Roofing Masterpieces Continued
Qualifying the covering of Olympiapark as a roof is not without difficultly. The building itself could easily be misinterpreted as a tent. And yet, the permanence of the structure, the innovative drainage system of the structure, and its ability to protect the inhabitants from the elements assure the covering of Olympiapark is indeed a roof. It was constructed in 1972 for the Summer Olympic Games in Munch—as the name suggests. The design was aligned with Germany’s effort for a “green Olympic Games,” which was chosen to associate Germany with democracy and optimism for the future. The design is a testament to German engineering. The roof itself is not actually solid, but instead a lightweight malleable material that is impervious to weather conditions. Moreover, you can actually walk to the top of Olympic Stadium and zip line to the bottom.
St. Peter’s Basilica
Located in Vatican City, St. Peter’s Basilica stands tall as a testament to ingenuity and creative. It was designed by the great Michelangelo, and is renowned as a crown jewel of Renaissance architecture, and is still one of the largest churches in the world. St. Peter’s Basilica’s central axis is the dome. The dome offers a balanced support and roof requiring no maintenance—rain water simply pelts dust and grime off the dome. The dome is the highest point in Rome, and can be seen from almost any location in the city. St. Peter’s Basilica is the burial of the great St. Peter.
U.S. Capitol Building

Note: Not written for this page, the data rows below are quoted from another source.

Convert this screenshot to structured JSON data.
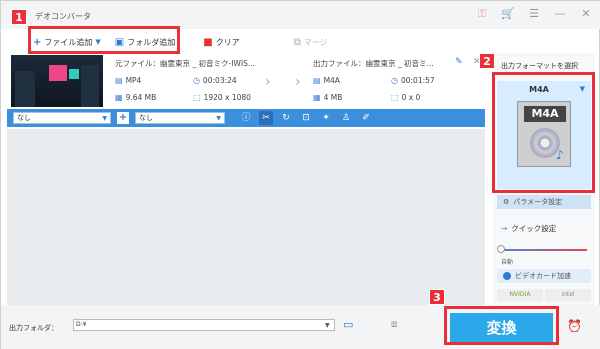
{
  "app": {
    "title": "デオコンバータ"
  },
  "window_controls": {
    "key": "⚿",
    "cart": "🛒",
    "menu": "☰",
    "minimize": "—",
    "close": "✕"
  },
  "toolbar": {
    "add_file": "ファイル追加",
    "add_folder": "フォルダ追加",
    "clear": "クリア",
    "merge": "マージ"
  },
  "file": {
    "source_label": "元ファイル：",
    "source_name": "幽霊東京 _ 初音ミク-IWIS...",
    "source_format": "MP4",
    "source_duration": "00:03:24",
    "source_size": "9.64 MB",
    "source_resolution": "1920 x 1080",
    "output_label": "出力ファイル：",
    "output_name": "幽霊東京 _ 初音ミ...",
    "output_format": "M4A",
    "output_duration": "00:01:57",
    "output_size": "4 MB",
    "output_resolution": "0 x 0"
  },
  "editbar": {
    "subtitle": "なし",
    "audio": "なし"
  },
  "right_panel": {
    "label": "出力フォーマットを選択",
    "format": "M4A",
    "format_icon_label": "M4A",
    "params_button": "パラメータ設定",
    "quick_settings": "クイック設定",
    "auto_label": "自動",
    "gpu_accel": "ビデオカード加速",
    "gpu_nvidia": "NVIDIA",
    "gpu_intel": "intel"
  },
  "bottom": {
    "output_folder_label": "出力フォルダ：",
    "output_folder_value": "D:¥",
    "convert_button": "変換"
  },
  "badges": {
    "one": "1",
    "two": "2",
    "three": "3"
  },
  "colors": {
    "accent": "#2d7dd2",
    "highlight": "#e8303a",
    "convert": "#2aa8ea",
    "editbar": "#3b8fdc"
  }
}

Last but not least is the United States Capitol, in Washington, D.C. The central point of this building is its dome, which functions almost like a crown. Thomas Jefferson proposed a design competition for the capitol and the president’s house. Jefferson chose Edward Thorton’s blue print, for its simplistic design and adherence to the classical architectural style of the Romans.